Extracted material: Begin

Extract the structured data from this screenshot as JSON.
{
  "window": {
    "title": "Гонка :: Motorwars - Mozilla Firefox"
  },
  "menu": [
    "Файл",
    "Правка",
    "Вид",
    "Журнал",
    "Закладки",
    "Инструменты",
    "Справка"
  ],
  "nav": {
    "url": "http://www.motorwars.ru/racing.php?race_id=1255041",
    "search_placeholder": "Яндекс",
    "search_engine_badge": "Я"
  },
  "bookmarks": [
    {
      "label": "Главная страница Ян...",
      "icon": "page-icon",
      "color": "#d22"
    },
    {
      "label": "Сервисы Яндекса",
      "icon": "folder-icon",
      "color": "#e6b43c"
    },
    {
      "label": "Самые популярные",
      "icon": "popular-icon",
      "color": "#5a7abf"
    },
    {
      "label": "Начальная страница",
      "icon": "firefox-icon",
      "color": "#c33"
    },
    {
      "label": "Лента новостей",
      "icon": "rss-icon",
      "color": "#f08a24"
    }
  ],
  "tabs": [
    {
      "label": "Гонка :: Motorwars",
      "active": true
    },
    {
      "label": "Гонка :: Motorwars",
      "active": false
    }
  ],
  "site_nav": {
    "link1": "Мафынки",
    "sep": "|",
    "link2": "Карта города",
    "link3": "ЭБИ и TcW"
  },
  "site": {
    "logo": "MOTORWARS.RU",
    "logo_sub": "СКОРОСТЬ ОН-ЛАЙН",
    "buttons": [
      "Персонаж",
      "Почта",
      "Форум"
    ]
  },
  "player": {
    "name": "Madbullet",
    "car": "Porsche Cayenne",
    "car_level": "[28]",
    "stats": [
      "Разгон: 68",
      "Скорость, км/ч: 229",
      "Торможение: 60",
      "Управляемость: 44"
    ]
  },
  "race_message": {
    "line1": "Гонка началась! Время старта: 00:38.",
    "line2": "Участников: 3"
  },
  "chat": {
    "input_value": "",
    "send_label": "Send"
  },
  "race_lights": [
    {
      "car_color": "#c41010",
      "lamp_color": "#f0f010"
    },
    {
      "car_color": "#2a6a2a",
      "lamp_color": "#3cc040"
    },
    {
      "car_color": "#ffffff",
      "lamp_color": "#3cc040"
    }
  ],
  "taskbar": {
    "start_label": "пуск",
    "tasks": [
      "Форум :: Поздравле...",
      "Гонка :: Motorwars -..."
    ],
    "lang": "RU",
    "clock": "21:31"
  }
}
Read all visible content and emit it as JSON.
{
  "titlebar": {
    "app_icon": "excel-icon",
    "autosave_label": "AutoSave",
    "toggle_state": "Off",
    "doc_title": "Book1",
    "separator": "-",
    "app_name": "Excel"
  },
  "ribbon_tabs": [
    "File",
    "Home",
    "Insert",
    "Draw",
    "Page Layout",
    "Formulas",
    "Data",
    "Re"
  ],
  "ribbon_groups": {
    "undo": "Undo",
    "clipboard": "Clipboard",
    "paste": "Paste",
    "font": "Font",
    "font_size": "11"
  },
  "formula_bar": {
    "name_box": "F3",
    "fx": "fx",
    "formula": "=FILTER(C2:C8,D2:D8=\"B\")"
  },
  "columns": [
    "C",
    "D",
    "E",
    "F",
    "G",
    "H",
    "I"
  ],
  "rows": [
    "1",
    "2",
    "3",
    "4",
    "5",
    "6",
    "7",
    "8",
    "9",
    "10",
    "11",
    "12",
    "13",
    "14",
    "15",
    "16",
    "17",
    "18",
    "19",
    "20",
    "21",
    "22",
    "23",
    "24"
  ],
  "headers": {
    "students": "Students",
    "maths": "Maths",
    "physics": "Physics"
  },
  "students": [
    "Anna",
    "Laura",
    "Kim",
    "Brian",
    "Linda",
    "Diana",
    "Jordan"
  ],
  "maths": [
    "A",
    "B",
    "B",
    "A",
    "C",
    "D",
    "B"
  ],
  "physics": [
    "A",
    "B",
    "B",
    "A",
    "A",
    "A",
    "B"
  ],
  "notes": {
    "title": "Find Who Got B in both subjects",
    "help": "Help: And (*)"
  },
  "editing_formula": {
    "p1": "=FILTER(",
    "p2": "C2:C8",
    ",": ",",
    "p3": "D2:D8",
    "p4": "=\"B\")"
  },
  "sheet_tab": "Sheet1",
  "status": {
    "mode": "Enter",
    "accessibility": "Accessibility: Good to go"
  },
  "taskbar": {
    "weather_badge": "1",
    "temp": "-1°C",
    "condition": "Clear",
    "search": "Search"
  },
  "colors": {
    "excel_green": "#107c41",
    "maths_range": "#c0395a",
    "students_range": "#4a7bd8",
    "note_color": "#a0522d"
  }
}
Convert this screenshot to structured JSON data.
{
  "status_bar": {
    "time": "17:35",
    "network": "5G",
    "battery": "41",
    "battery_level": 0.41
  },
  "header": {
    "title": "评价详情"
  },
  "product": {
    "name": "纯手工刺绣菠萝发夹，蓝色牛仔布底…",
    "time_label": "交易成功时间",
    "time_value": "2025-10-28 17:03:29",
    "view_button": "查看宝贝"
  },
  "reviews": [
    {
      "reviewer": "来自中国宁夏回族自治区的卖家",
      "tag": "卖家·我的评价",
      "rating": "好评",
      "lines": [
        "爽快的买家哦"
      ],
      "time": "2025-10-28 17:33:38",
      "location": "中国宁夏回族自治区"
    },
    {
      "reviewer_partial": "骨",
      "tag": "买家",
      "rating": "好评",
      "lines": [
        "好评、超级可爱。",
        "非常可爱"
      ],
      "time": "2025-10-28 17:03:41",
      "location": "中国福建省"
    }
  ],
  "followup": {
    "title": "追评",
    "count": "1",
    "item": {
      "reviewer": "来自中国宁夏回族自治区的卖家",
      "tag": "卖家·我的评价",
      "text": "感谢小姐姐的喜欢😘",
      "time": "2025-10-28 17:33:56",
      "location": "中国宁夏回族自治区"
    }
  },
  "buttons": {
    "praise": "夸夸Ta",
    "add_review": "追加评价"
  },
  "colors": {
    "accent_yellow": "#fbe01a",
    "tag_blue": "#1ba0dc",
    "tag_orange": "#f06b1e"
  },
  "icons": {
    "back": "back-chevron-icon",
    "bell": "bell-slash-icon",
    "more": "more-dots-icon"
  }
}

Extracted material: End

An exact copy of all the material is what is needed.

Extract the structured data from this screenshot as JSON.
{
  "window": {
    "title": "Гонка :: Motorwars - Mozilla Firefox"
  },
  "menu": [
    "Файл",
    "Правка",
    "Вид",
    "Журнал",
    "Закладки",
    "Инструменты",
    "Справка"
  ],
  "nav": {
    "url": "http://www.motorwars.ru/racing.php?race_id=1255041",
    "search_placeholder": "Яндекс",
    "search_engine_badge": "Я"
  },
  "bookmarks": [
    {
      "label": "Главная страница Ян...",
      "icon": "page-icon",
      "color": "#d22"
    },
    {
      "label": "Сервисы Яндекса",
      "icon": "folder-icon",
      "color": "#e6b43c"
    },
    {
      "label": "Самые популярные",
      "icon": "popular-icon",
      "color": "#5a7abf"
    },
    {
      "label": "Начальная страница",
      "icon": "firefox-icon",
      "color": "#c33"
    },
    {
      "label": "Лента новостей",
      "icon": "rss-icon",
      "color": "#f08a24"
    }
  ],
  "tabs": [
    {
      "label": "Гонка :: Motorwars",
      "active": true
    },
    {
      "label": "Гонка :: Motorwars",
      "active": false
    }
  ],
  "site_nav": {
    "link1": "Мафынки",
    "sep": "|",
    "link2": "Карта города",
    "link3": "ЭБИ и TcW"
  },
  "site": {
    "logo": "MOTORWARS.RU",
    "logo_sub": "СКОРОСТЬ ОН-ЛАЙН",
    "buttons": [
      "Персонаж",
      "Почта",
      "Форум"
    ]
  },
  "player": {
    "name": "Madbullet",
    "car": "Porsche Cayenne",
    "car_level": "[28]",
    "stats": [
      "Разгон: 68",
      "Скорость, км/ч: 229",
      "Торможение: 60",
      "Управляемость: 44"
    ]
  },
  "race_message": {
    "line1": "Гонка началась! Время старта: 00:38.",
    "line2": "Участников: 3"
  },
  "chat": {
    "input_value": "",
    "send_label": "Send"
  },
  "race_lights": [
    {
      "car_color": "#c41010",
      "lamp_color": "#f0f010"
    },
    {
      "car_color": "#2a6a2a",
      "lamp_color": "#3cc040"
    },
    {
      "car_color": "#ffffff",
      "lamp_color": "#3cc040"
    }
  ],
  "taskbar": {
    "start_label": "пуск",
    "tasks": [
      "Форум :: Поздравле...",
      "Гонка :: Motorwars -..."
    ],
    "lang": "RU",
    "clock": "21:31"
  }
}
Read all visible content and emit it as JSON.
{
  "titlebar": {
    "app_icon": "excel-icon",
    "autosave_label": "AutoSave",
    "toggle_state": "Off",
    "doc_title": "Book1",
    "separator": "-",
    "app_name": "Excel"
  },
  "ribbon_tabs": [
    "File",
    "Home",
    "Insert",
    "Draw",
    "Page Layout",
    "Formulas",
    "Data",
    "Re"
  ],
  "ribbon_groups": {
    "undo": "Undo",
    "clipboard": "Clipboard",
    "paste": "Paste",
    "font": "Font",
    "font_size": "11"
  },
  "formula_bar": {
    "name_box": "F3",
    "fx": "fx",
    "formula": "=FILTER(C2:C8,D2:D8=\"B\")"
  },
  "columns": [
    "C",
    "D",
    "E",
    "F",
    "G",
    "H",
    "I"
  ],
  "rows": [
    "1",
    "2",
    "3",
    "4",
    "5",
    "6",
    "7",
    "8",
    "9",
    "10",
    "11",
    "12",
    "13",
    "14",
    "15",
    "16",
    "17",
    "18",
    "19",
    "20",
    "21",
    "22",
    "23",
    "24"
  ],
  "headers": {
    "students": "Students",
    "maths": "Maths",
    "physics": "Physics"
  },
  "students": [
    "Anna",
    "Laura",
    "Kim",
    "Brian",
    "Linda",
    "Diana",
    "Jordan"
  ],
  "maths": [
    "A",
    "B",
    "B",
    "A",
    "C",
    "D",
    "B"
  ],
  "physics": [
    "A",
    "B",
    "B",
    "A",
    "A",
    "A",
    "B"
  ],
  "notes": {
    "title": "Find Who Got B in both subjects",
    "help": "Help: And (*)"
  },
  "editing_formula": {
    "p1": "=FILTER(",
    "p2": "C2:C8",
    ",": ",",
    "p3": "D2:D8",
    "p4": "=\"B\")"
  },
  "sheet_tab": "Sheet1",
  "status": {
    "mode": "Enter",
    "accessibility": "Accessibility: Good to go"
  },
  "taskbar": {
    "weather_badge": "1",
    "temp": "-1°C",
    "condition": "Clear",
    "search": "Search"
  },
  "colors": {
    "excel_green": "#107c41",
    "maths_range": "#c0395a",
    "students_range": "#4a7bd8",
    "note_color": "#a0522d"
  }
}
Convert this screenshot to structured JSON data.
{
  "status_bar": {
    "time": "17:35",
    "network": "5G",
    "battery": "41",
    "battery_level": 0.41
  },
  "header": {
    "title": "评价详情"
  },
  "product": {
    "name": "纯手工刺绣菠萝发夹，蓝色牛仔布底…",
    "time_label": "交易成功时间",
    "time_value": "2025-10-28 17:03:29",
    "view_button": "查看宝贝"
  },
  "reviews": [
    {
      "reviewer": "来自中国宁夏回族自治区的卖家",
      "tag": "卖家·我的评价",
      "rating": "好评",
      "lines": [
        "爽快的买家哦"
      ],
      "time": "2025-10-28 17:33:38",
      "location": "中国宁夏回族自治区"
    },
    {
      "reviewer_partial": "骨",
      "tag": "买家",
      "rating": "好评",
      "lines": [
        "好评、超级可爱。",
        "非常可爱"
      ],
      "time": "2025-10-28 17:03:41",
      "location": "中国福建省"
    }
  ],
  "followup": {
    "title": "追评",
    "count": "1",
    "item": {
      "reviewer": "来自中国宁夏回族自治区的卖家",
      "tag": "卖家·我的评价",
      "text": "感谢小姐姐的喜欢😘",
      "time": "2025-10-28 17:33:56",
      "location": "中国宁夏回族自治区"
    }
  },
  "buttons": {
    "praise": "夸夸Ta",
    "add_review": "追加评价"
  },
  "colors": {
    "accent_yellow": "#fbe01a",
    "tag_blue": "#1ba0dc",
    "tag_orange": "#f06b1e"
  },
  "icons": {
    "back": "back-chevron-icon",
    "bell": "bell-slash-icon",
    "more": "more-dots-icon"
  }
}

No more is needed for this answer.